Description of the task. Search the lines of the records for the word "JSON", and copy every line that has it.

Records from a dataset.
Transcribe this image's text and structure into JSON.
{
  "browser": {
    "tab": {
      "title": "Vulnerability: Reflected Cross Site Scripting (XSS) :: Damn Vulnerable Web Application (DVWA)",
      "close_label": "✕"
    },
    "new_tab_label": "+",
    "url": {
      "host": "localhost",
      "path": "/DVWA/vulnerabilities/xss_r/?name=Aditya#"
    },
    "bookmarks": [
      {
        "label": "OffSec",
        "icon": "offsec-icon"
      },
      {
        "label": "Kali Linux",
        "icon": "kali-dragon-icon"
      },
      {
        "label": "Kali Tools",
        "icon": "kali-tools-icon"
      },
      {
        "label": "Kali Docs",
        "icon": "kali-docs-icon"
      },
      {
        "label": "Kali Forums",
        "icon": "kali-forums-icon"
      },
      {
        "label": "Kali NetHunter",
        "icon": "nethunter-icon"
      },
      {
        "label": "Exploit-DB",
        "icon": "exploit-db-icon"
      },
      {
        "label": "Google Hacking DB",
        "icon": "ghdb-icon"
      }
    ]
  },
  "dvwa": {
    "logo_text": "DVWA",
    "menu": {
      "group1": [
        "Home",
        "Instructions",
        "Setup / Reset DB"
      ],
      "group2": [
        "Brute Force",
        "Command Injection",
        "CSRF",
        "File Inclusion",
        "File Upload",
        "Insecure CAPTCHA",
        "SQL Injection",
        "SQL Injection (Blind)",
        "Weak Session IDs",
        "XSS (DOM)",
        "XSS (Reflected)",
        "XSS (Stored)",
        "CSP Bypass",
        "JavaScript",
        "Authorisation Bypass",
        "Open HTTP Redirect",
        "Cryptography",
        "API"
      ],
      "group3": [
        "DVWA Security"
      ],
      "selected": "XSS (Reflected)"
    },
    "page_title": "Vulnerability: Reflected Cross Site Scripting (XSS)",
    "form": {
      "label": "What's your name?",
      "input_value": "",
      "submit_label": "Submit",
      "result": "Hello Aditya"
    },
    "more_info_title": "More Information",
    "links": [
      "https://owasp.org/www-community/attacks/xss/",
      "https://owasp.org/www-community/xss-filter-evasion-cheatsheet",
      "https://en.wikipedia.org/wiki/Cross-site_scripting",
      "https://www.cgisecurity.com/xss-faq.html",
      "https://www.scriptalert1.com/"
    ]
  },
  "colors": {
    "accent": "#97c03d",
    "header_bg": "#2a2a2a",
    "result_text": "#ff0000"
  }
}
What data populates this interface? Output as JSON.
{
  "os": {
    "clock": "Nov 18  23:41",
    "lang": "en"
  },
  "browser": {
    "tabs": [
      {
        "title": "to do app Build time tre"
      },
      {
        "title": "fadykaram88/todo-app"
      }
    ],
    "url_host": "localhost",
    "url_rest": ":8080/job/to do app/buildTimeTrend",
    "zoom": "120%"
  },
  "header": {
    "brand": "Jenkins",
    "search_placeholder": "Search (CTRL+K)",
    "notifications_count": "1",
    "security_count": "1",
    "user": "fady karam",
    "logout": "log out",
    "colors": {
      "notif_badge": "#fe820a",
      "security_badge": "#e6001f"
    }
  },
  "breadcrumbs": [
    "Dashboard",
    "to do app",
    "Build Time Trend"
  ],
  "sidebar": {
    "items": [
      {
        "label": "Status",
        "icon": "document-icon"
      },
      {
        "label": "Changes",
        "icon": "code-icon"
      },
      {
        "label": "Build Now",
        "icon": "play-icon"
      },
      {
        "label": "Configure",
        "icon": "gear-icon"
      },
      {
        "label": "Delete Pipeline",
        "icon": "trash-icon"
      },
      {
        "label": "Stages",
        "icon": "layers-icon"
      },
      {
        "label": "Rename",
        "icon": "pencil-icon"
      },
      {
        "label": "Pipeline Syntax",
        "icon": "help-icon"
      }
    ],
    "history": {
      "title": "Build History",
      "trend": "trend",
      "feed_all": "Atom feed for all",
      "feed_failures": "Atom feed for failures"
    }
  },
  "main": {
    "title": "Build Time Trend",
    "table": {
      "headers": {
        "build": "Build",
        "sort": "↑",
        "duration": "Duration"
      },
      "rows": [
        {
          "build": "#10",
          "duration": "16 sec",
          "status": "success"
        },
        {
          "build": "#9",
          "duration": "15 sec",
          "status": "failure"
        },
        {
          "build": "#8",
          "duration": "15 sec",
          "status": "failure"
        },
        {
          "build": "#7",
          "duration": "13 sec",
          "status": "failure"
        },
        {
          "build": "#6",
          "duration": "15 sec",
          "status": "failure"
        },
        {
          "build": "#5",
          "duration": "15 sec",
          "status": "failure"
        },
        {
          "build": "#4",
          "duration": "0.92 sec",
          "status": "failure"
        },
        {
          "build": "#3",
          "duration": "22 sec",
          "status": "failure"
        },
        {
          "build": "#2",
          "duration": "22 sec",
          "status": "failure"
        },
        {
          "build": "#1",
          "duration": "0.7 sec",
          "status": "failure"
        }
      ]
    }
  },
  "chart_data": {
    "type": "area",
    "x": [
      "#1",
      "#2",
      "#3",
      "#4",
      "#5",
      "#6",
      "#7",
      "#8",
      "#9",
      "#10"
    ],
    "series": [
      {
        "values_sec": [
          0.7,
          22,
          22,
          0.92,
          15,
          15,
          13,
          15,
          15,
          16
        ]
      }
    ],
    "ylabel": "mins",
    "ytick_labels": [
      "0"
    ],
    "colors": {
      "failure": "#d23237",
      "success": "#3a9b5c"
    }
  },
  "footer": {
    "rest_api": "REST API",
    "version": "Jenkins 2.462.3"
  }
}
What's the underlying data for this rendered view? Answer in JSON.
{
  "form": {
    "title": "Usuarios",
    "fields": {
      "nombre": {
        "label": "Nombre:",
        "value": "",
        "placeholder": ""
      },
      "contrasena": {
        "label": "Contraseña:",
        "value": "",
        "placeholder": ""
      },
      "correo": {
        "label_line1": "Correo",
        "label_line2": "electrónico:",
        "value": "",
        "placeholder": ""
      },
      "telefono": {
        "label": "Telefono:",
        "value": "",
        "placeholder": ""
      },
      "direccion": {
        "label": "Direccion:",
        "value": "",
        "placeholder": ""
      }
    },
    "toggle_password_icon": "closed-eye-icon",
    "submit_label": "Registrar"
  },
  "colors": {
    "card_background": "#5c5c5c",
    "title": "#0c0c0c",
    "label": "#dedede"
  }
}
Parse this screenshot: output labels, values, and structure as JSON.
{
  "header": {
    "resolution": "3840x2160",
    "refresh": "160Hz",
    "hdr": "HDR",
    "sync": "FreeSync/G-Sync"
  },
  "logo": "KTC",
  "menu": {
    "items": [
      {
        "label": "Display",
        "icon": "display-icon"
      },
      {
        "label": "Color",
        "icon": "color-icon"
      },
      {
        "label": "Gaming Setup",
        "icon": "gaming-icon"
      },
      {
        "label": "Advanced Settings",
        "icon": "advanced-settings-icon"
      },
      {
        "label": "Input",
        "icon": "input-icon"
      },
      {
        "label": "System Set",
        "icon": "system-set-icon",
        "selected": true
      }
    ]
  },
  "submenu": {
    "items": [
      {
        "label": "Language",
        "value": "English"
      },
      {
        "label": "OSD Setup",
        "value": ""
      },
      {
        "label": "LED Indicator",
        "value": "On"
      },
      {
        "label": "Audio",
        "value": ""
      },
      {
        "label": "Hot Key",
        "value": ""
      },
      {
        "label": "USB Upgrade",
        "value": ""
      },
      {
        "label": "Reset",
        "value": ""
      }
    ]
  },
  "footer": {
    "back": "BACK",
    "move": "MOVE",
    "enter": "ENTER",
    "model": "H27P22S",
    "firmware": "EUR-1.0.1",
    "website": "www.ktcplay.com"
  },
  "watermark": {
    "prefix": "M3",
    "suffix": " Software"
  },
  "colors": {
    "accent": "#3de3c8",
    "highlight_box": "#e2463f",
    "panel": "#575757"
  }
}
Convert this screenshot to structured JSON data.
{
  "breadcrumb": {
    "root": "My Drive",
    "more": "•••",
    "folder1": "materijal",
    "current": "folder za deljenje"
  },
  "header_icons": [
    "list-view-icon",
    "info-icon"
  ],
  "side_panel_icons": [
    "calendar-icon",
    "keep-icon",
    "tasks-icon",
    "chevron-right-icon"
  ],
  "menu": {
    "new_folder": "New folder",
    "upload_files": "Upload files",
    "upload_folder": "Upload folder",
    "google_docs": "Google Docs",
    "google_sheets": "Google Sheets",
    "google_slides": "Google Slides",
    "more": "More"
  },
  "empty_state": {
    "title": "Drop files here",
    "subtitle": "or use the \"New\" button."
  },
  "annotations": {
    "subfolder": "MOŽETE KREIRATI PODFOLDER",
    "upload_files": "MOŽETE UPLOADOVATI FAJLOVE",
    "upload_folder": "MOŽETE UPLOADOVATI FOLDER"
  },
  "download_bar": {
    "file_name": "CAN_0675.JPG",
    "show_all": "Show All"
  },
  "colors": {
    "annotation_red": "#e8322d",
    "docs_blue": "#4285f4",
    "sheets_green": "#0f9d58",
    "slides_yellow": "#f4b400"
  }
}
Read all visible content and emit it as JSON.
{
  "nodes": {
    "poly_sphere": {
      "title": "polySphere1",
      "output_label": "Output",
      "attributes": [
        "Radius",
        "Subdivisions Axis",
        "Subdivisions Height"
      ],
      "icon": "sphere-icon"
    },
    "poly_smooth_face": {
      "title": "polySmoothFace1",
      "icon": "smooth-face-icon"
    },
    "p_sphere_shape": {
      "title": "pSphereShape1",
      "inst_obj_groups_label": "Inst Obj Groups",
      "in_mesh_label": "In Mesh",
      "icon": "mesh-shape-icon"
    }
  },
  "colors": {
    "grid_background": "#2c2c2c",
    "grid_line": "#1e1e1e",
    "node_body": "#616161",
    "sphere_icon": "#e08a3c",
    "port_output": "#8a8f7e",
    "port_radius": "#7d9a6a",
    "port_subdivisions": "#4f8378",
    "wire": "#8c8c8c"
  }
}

Result for this task.
Transcribe this image's text and structure into JSON.
What data populates this interface? Output as JSON.
What's the underlying data for this rendered view? Answer in JSON.
Parse this screenshot: output labels, values, and structure as JSON.
Convert this screenshot to structured JSON data.
Read all visible content and emit it as JSON.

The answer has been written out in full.